To pick one example, Khan has had nothing of substance to say about how to fix the country’s awful automobile sector. The entire market has been carved up by just three companies. No competition means terrible cars at high prices, low production, fewer jobs than there might be and big profits for the owners. The cheapest car in the country is something called a Suzuki Mehran, a dismal contraption that according to 2011 research was 32 per cent more expensive than the same model in India (where it has now been phased out).

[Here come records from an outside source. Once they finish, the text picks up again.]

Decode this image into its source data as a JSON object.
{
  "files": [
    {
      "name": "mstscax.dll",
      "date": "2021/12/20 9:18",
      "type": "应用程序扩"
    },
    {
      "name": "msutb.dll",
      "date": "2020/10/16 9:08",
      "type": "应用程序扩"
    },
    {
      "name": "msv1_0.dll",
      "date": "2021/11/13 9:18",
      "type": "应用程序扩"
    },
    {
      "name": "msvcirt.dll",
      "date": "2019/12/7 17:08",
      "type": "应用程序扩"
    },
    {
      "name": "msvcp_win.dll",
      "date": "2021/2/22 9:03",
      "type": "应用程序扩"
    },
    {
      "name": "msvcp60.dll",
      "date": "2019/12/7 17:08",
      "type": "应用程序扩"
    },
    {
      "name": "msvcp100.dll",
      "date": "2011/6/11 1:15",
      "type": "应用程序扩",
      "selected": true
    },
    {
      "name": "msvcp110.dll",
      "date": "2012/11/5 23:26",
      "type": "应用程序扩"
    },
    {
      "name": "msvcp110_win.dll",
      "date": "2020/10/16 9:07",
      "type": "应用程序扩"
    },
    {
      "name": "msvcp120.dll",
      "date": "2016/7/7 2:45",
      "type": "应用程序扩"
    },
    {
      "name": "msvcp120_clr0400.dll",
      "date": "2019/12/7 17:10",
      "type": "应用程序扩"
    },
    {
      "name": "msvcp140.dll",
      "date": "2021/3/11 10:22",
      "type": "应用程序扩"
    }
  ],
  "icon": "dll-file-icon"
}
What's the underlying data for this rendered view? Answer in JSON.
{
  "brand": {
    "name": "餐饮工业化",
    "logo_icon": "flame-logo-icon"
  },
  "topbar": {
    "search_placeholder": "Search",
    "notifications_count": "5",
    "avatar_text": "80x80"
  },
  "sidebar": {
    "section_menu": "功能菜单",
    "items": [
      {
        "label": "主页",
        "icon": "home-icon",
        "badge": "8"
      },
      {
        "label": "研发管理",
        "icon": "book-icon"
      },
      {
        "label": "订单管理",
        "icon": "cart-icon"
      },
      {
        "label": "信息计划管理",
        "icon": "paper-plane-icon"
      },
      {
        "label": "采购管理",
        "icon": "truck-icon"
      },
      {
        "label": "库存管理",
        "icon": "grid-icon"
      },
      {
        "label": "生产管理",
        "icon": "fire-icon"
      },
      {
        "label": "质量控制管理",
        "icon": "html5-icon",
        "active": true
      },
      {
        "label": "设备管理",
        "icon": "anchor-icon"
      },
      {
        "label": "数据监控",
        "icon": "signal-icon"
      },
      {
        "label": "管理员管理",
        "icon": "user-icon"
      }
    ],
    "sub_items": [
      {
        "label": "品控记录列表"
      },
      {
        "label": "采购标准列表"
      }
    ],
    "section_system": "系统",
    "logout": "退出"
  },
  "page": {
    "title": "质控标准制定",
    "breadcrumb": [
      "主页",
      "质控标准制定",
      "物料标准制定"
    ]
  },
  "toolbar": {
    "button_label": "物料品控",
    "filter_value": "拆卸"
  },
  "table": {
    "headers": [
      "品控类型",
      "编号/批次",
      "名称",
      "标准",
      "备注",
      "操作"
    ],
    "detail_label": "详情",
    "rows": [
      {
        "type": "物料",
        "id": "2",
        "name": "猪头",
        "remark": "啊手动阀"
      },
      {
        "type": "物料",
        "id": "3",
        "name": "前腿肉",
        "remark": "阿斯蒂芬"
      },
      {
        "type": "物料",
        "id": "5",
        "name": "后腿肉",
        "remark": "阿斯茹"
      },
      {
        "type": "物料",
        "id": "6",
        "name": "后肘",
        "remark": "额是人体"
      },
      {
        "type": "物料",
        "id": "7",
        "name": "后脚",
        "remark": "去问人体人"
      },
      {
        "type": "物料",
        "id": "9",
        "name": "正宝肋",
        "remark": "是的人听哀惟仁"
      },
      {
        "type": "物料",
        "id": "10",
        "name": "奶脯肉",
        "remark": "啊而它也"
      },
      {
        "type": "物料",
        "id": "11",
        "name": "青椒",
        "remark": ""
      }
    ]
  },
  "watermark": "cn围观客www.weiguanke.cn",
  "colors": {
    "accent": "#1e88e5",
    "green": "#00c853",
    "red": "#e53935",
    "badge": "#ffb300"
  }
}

The sugar business is also notorious for stiffing consumers for the benefit of the fabulously rich owners of sugar refineries, such as Jahangir Tareen, one of Khan’s biggest donors and closest allies. It is remarkable how willing this self-styled Mr Clean is to be seen around people who typify Pakistan’s crony-capitalism. That includes party-hopping “electables” with large vote banks who enter politics purely for its patronage opportunities. Khan used to denounce such people. This election he has wooed many of them to his banner.
Khan’s approach to economic matters is not much different from every other Pakistani politician. He suffers from the common affliction of liking big, showy “mega projects”. One of his efforts in Peshawar is a public bus system with dedicated flyovers that is massively over budget. There is also the more whimsical “billion tree Tsunami”, a greening project. Cutting ribbons on physical infrastructure is far preferable to the thankless grind of fixing a broken state.

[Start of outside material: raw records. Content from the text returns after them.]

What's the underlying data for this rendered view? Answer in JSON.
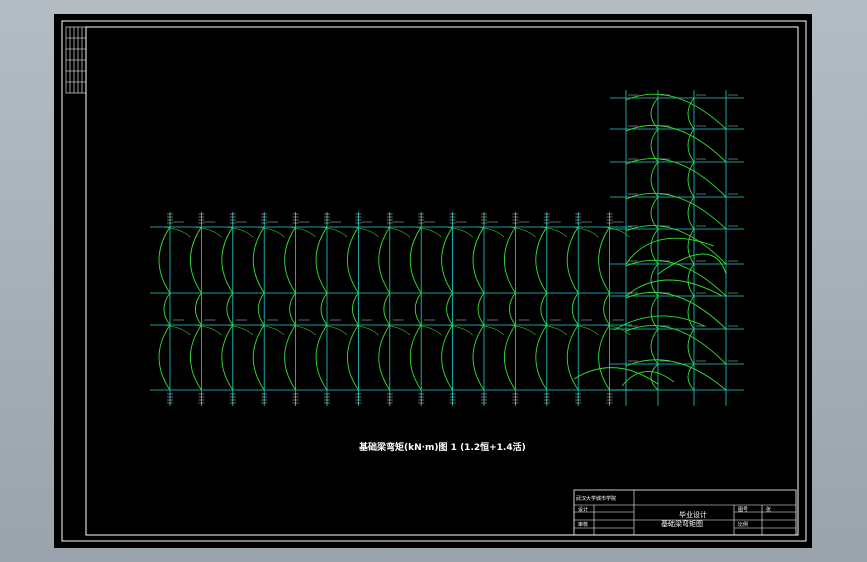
{
  "drawing": {
    "title": "基础梁弯矩(kN·m)图 1 (1.2恒+1.4活)",
    "colors": {
      "background": "#000000",
      "frame": "#ffffff",
      "grid": "#20d0d0",
      "moment_curve": "#30e030"
    }
  },
  "title_block": {
    "school": "武汉大学城市学院",
    "project": "毕业设计",
    "drawing_name": "基础梁弯矩图",
    "row_design": "设计",
    "row_review": "审核",
    "label_drawing_no": "图号",
    "label_scale": "比例",
    "label_sheet": "张"
  }
}
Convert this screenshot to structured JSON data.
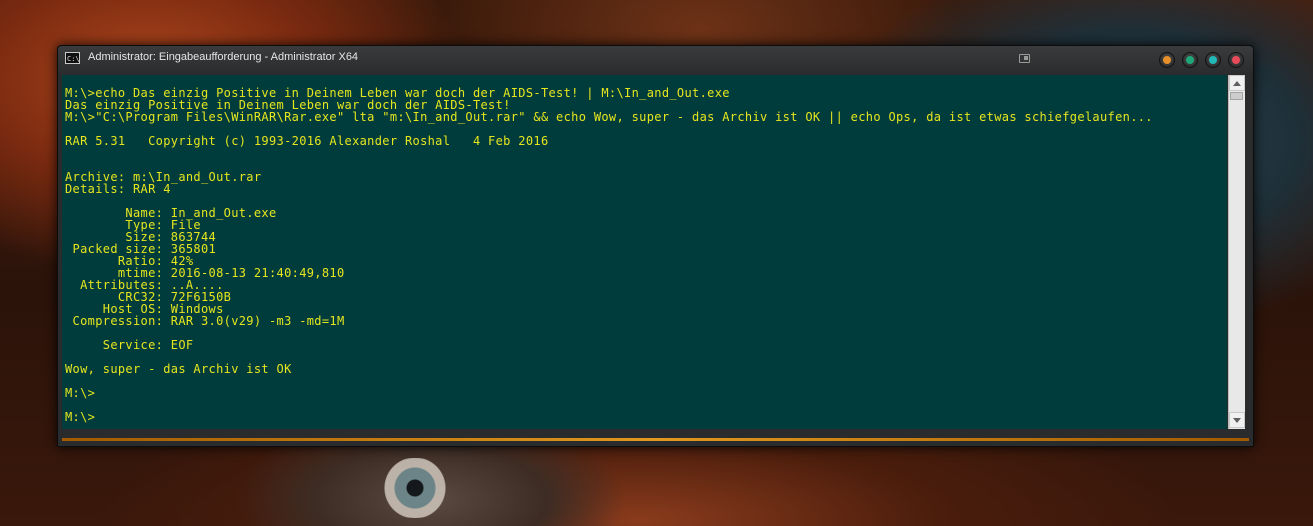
{
  "window": {
    "title": "Administrator: Eingabeaufforderung - Administrator X64",
    "app_icon_text": "C:\\",
    "icons": {
      "app": "command-prompt-icon",
      "pin": "window-pin-icon"
    },
    "buttons": [
      {
        "name": "minimize",
        "color": "#e8902a"
      },
      {
        "name": "maximize",
        "color": "#1ea87a"
      },
      {
        "name": "restore",
        "color": "#22b8b8"
      },
      {
        "name": "close",
        "color": "#e84a5a"
      }
    ]
  },
  "console": {
    "background": "#003c3c",
    "foreground": "#e6e61e",
    "lines": [
      "M:\\>echo Das einzig Positive in Deinem Leben war doch der AIDS-Test! | M:\\In_and_Out.exe",
      "Das einzig Positive in Deinem Leben war doch der AIDS-Test!",
      "M:\\>\"C:\\Program Files\\WinRAR\\Rar.exe\" lta \"m:\\In_and_Out.rar\" && echo Wow, super - das Archiv ist OK || echo Ops, da ist etwas schiefgelaufen...",
      "",
      "RAR 5.31   Copyright (c) 1993-2016 Alexander Roshal   4 Feb 2016",
      "",
      "",
      "Archive: m:\\In_and_Out.rar",
      "Details: RAR 4",
      "",
      "        Name: In_and_Out.exe",
      "        Type: File",
      "        Size: 863744",
      " Packed size: 365801",
      "       Ratio: 42%",
      "       mtime: 2016-08-13 21:40:49,810",
      "  Attributes: ..A....",
      "       CRC32: 72F6150B",
      "     Host OS: Windows",
      " Compression: RAR 3.0(v29) -m3 -md=1M",
      "",
      "     Service: EOF",
      "",
      "Wow, super - das Archiv ist OK",
      "",
      "M:\\>",
      "",
      "M:\\>"
    ]
  },
  "scrollbar": {
    "up_icon": "scroll-up-arrow-icon",
    "down_icon": "scroll-down-arrow-icon"
  }
}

Khan likes to promise quick results, famously saying he will “fix corruption in 90 days”.
But Pakistan has spent decades digging itself into a hole of cavernous proportions. It cannot escape in a single leap.
And nothing will change until it deals with its biggest single problem: an out-of-control army that thinks it has the right to rule. The military’s habit of periodically seizing power, or by so manipulating politics that it enjoys de facto power, is the main reason Pakistan’s institutions are so broken.

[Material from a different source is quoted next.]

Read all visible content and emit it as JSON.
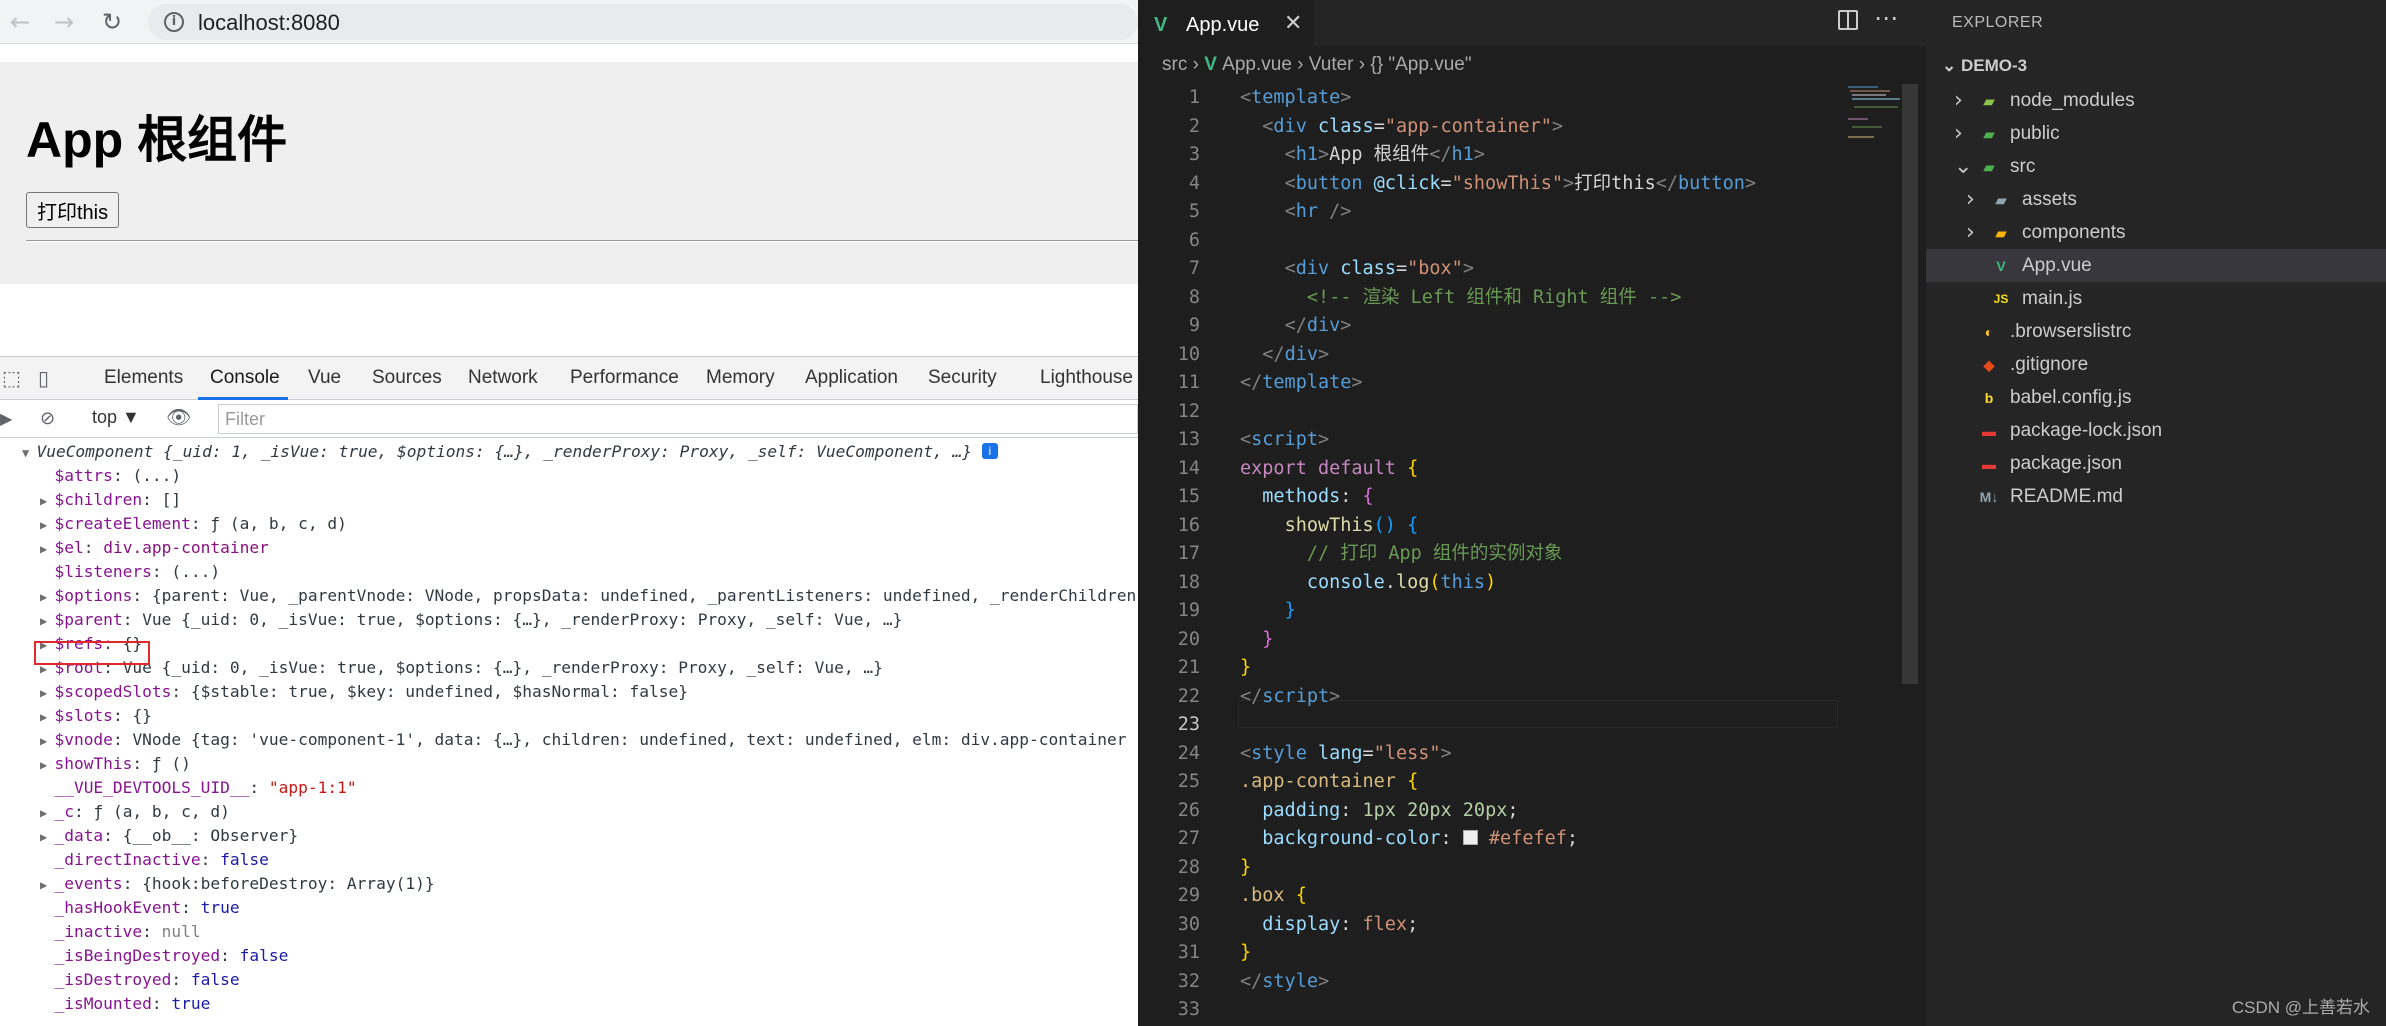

The only conceivable way the situation might be rectified involves the slow and steady entrenchment of democracy. Successive cycles of free and fair elections would allow politicians to gradually stop worrying about the next coup and instead concentrate on delivering for the people. Governance would improve. The enfeebled institutions of civilian rule would grow stronger.
At some point civilians would do what has long been unthinkable: grapple back control over foreign and defence policy, two areas the army think is its exclusive domain. That could lead to the end of the incredibly expensive and pointless 70-year conflict with India (and the army-backed Islamists used in that conflict). Cross border trade and human happiness in a region of 1.5bn people would boom.
For a time it seemed Pakistan was moving in that hopeful direction after the country’s last military ruler, Pervez Musharraf, was turfed from office in 2008. The two main parties – Sharif’s PML-N and Benazir Bhutto’s Pakistan People’s Party – struck an agreement to jointly resist any efforts by the military to undermine civilian rule. Most importantly, they vowed never to conspire with the army to bring down a government, as Sharif had done in past. Then, in 2013, history was made when one elected government replaced another for the first time.
Alas, Khan has scuppered that positive trend.